**THE TASK:** Your task is to copy the listing exactly. Drop any pictures from the copy.

**DATASET ENTRIES:**

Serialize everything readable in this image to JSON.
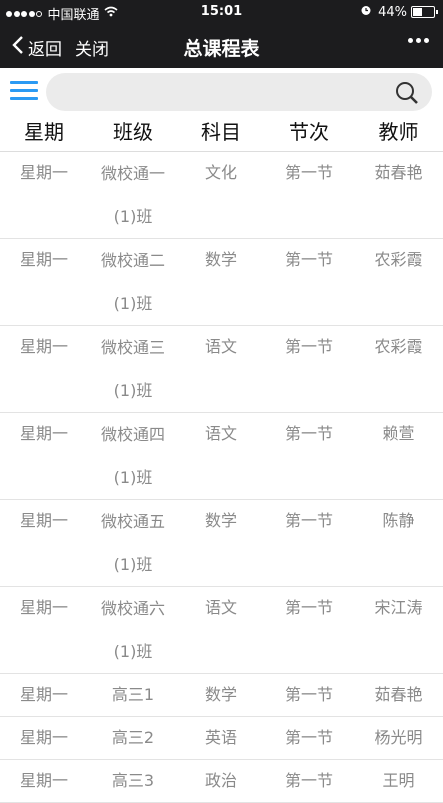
{
  "status": {
    "carrier": "中国联通",
    "time": "15:01",
    "battery": "44%",
    "battery_level": 0.44
  },
  "nav": {
    "back_label": "返回",
    "close_label": "关闭",
    "title": "总课程表"
  },
  "search": {
    "placeholder": "",
    "value": ""
  },
  "table": {
    "headers": [
      "星期",
      "班级",
      "科目",
      "节次",
      "教师"
    ],
    "rows": [
      {
        "day": "星期一",
        "class": "微校通一(1)班",
        "subject": "文化",
        "period": "第一节",
        "teacher": "茹春艳"
      },
      {
        "day": "星期一",
        "class": "微校通二(1)班",
        "subject": "数学",
        "period": "第一节",
        "teacher": "农彩霞"
      },
      {
        "day": "星期一",
        "class": "微校通三(1)班",
        "subject": "语文",
        "period": "第一节",
        "teacher": "农彩霞"
      },
      {
        "day": "星期一",
        "class": "微校通四(1)班",
        "subject": "语文",
        "period": "第一节",
        "teacher": "赖萱"
      },
      {
        "day": "星期一",
        "class": "微校通五(1)班",
        "subject": "数学",
        "period": "第一节",
        "teacher": "陈静"
      },
      {
        "day": "星期一",
        "class": "微校通六(1)班",
        "subject": "语文",
        "period": "第一节",
        "teacher": "宋江涛"
      },
      {
        "day": "星期一",
        "class": "高三1",
        "subject": "数学",
        "period": "第一节",
        "teacher": "茹春艳"
      },
      {
        "day": "星期一",
        "class": "高三2",
        "subject": "英语",
        "period": "第一节",
        "teacher": "杨光明"
      },
      {
        "day": "星期一",
        "class": "高三3",
        "subject": "政治",
        "period": "第一节",
        "teacher": "王明"
      }
    ]
  }
}
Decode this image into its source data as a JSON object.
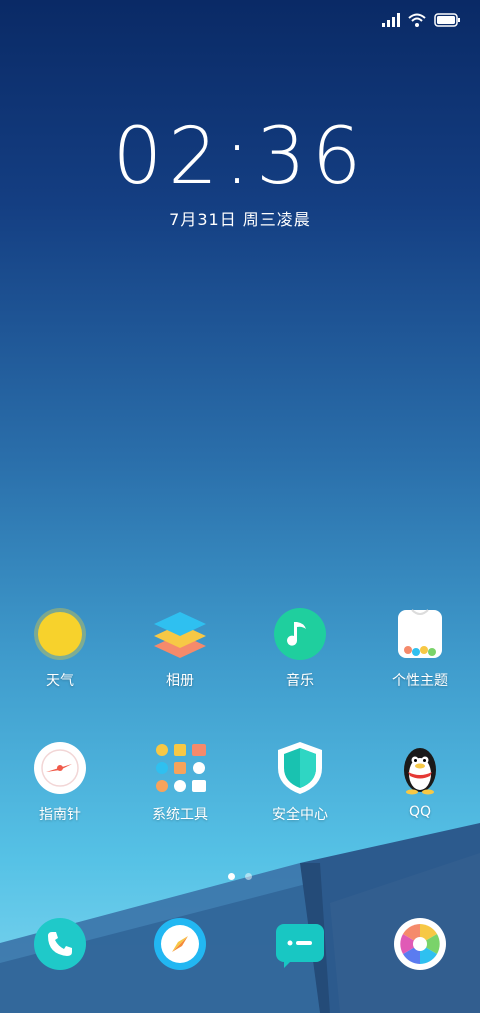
{
  "status": {
    "icons": [
      "signal-icon",
      "wifi-icon",
      "battery-icon"
    ]
  },
  "lockscreen": {
    "time": "02:36",
    "date": "7月31日  周三凌晨"
  },
  "apps_row1": [
    {
      "label": "天气",
      "icon": "weather-sun-icon"
    },
    {
      "label": "相册",
      "icon": "gallery-layers-icon"
    },
    {
      "label": "音乐",
      "icon": "music-note-icon"
    },
    {
      "label": "个性主题",
      "icon": "themes-shirt-icon"
    }
  ],
  "apps_row2": [
    {
      "label": "指南针",
      "icon": "compass-icon"
    },
    {
      "label": "系统工具",
      "icon": "tools-folder-icon"
    },
    {
      "label": "安全中心",
      "icon": "security-shield-icon"
    },
    {
      "label": "QQ",
      "icon": "qq-penguin-icon"
    }
  ],
  "pager": {
    "count": 2,
    "active": 0
  },
  "dock": [
    {
      "icon": "phone-icon"
    },
    {
      "icon": "browser-compass-icon"
    },
    {
      "icon": "messages-icon"
    },
    {
      "icon": "camera-shutter-icon"
    }
  ],
  "colors": {
    "sun": "#f7d22c",
    "music": "#1fcf9e",
    "shield": "#19c2b0",
    "phone": "#1fc9c9",
    "browser": "#22b7f2",
    "messages": "#18c7c3"
  }
}
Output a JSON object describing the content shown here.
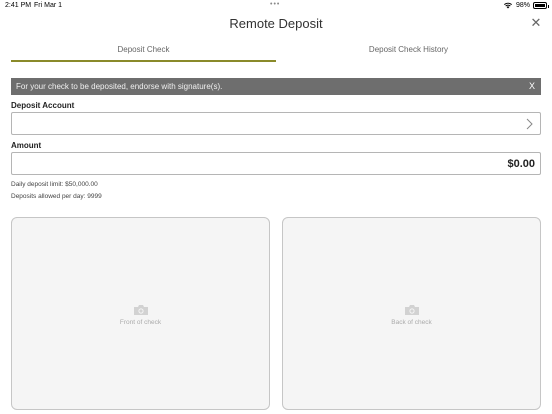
{
  "status_bar": {
    "time": "2:41 PM",
    "date": "Fri Mar 1",
    "dots": "•••",
    "battery": "98%"
  },
  "header": {
    "title": "Remote Deposit",
    "close_icon": "close-icon"
  },
  "tabs": [
    {
      "label": "Deposit Check",
      "active": true
    },
    {
      "label": "Deposit Check History",
      "active": false
    }
  ],
  "banner": {
    "message": "For your check to be deposited, endorse with signature(s).",
    "dismiss": "X"
  },
  "form": {
    "account_label": "Deposit Account",
    "account_value": "",
    "amount_label": "Amount",
    "amount_value": "$0.00"
  },
  "limits": {
    "daily_limit": "Daily deposit limit: $50,000.00",
    "per_day": "Deposits allowed per day: 9999"
  },
  "captures": {
    "front_label": "Front of check",
    "back_label": "Back of check",
    "icon": "camera-icon"
  },
  "colors": {
    "accent": "#8a8a2a",
    "banner_bg": "#6e6e6e",
    "capture_bg": "#f5f5f5"
  }
}
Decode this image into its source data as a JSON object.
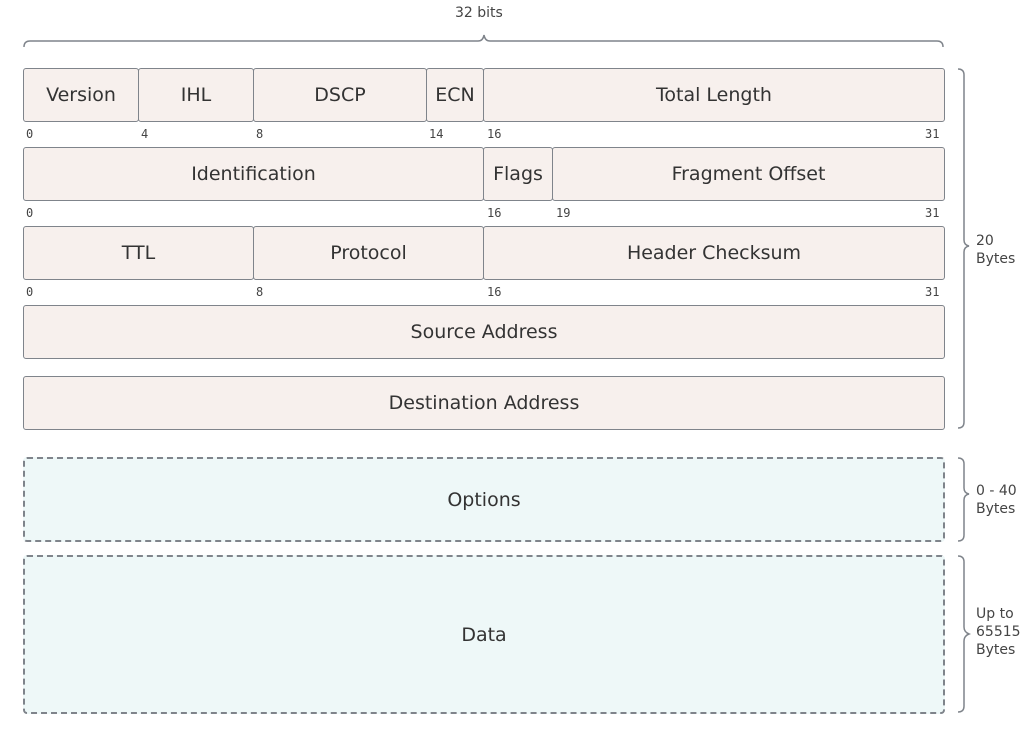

**FINAL ANSWER:**
Serialize everything readable in this image to JSON.
{
  "status": {
    "carrier": "中国联通",
    "time": "15:01",
    "battery": "44%",
    "battery_level": 0.44
  },
  "nav": {
    "back_label": "返回",
    "close_label": "关闭",
    "title": "总课程表"
  },
  "search": {
    "placeholder": "",
    "value": ""
  },
  "table": {
    "headers": [
      "星期",
      "班级",
      "科目",
      "节次",
      "教师"
    ],
    "rows": [
      {
        "day": "星期一",
        "class": "微校通一(1)班",
        "subject": "文化",
        "period": "第一节",
        "teacher": "茹春艳"
      },
      {
        "day": "星期一",
        "class": "微校通二(1)班",
        "subject": "数学",
        "period": "第一节",
        "teacher": "农彩霞"
      },
      {
        "day": "星期一",
        "class": "微校通三(1)班",
        "subject": "语文",
        "period": "第一节",
        "teacher": "农彩霞"
      },
      {
        "day": "星期一",
        "class": "微校通四(1)班",
        "subject": "语文",
        "period": "第一节",
        "teacher": "赖萱"
      },
      {
        "day": "星期一",
        "class": "微校通五(1)班",
        "subject": "数学",
        "period": "第一节",
        "teacher": "陈静"
      },
      {
        "day": "星期一",
        "class": "微校通六(1)班",
        "subject": "语文",
        "period": "第一节",
        "teacher": "宋江涛"
      },
      {
        "day": "星期一",
        "class": "高三1",
        "subject": "数学",
        "period": "第一节",
        "teacher": "茹春艳"
      },
      {
        "day": "星期一",
        "class": "高三2",
        "subject": "英语",
        "period": "第一节",
        "teacher": "杨光明"
      },
      {
        "day": "星期一",
        "class": "高三3",
        "subject": "政治",
        "period": "第一节",
        "teacher": "王明"
      }
    ]
  }
}
Decode this image into its source data as a JSON object.
{
  "status": {
    "icons": [
      "signal-icon",
      "wifi-icon",
      "battery-icon"
    ]
  },
  "lockscreen": {
    "time": "02:36",
    "date": "7月31日  周三凌晨"
  },
  "apps_row1": [
    {
      "label": "天气",
      "icon": "weather-sun-icon"
    },
    {
      "label": "相册",
      "icon": "gallery-layers-icon"
    },
    {
      "label": "音乐",
      "icon": "music-note-icon"
    },
    {
      "label": "个性主题",
      "icon": "themes-shirt-icon"
    }
  ],
  "apps_row2": [
    {
      "label": "指南针",
      "icon": "compass-icon"
    },
    {
      "label": "系统工具",
      "icon": "tools-folder-icon"
    },
    {
      "label": "安全中心",
      "icon": "security-shield-icon"
    },
    {
      "label": "QQ",
      "icon": "qq-penguin-icon"
    }
  ],
  "pager": {
    "count": 2,
    "active": 0
  },
  "dock": [
    {
      "icon": "phone-icon"
    },
    {
      "icon": "browser-compass-icon"
    },
    {
      "icon": "messages-icon"
    },
    {
      "icon": "camera-shutter-icon"
    }
  ],
  "colors": {
    "sun": "#f7d22c",
    "music": "#1fcf9e",
    "shield": "#19c2b0",
    "phone": "#1fc9c9",
    "browser": "#22b7f2",
    "messages": "#18c7c3"
  }
}
Output a JSON object describing the content shown here.
{
  "status_bar": {
    "time": "2:41 PM",
    "date": "Fri Mar 1",
    "dots": "•••",
    "battery": "98%"
  },
  "header": {
    "title": "Remote Deposit",
    "close_icon": "close-icon"
  },
  "tabs": [
    {
      "label": "Deposit Check",
      "active": true
    },
    {
      "label": "Deposit Check History",
      "active": false
    }
  ],
  "banner": {
    "message": "For your check to be deposited, endorse with signature(s).",
    "dismiss": "X"
  },
  "form": {
    "account_label": "Deposit Account",
    "account_value": "",
    "amount_label": "Amount",
    "amount_value": "$0.00"
  },
  "limits": {
    "daily_limit": "Daily deposit limit: $50,000.00",
    "per_day": "Deposits allowed per day: 9999"
  },
  "captures": {
    "front_label": "Front of check",
    "back_label": "Back of check",
    "icon": "camera-icon"
  },
  "colors": {
    "accent": "#8a8a2a",
    "banner_bg": "#6e6e6e",
    "capture_bg": "#f5f5f5"
  }
}
Decode this image into its source data as a JSON object.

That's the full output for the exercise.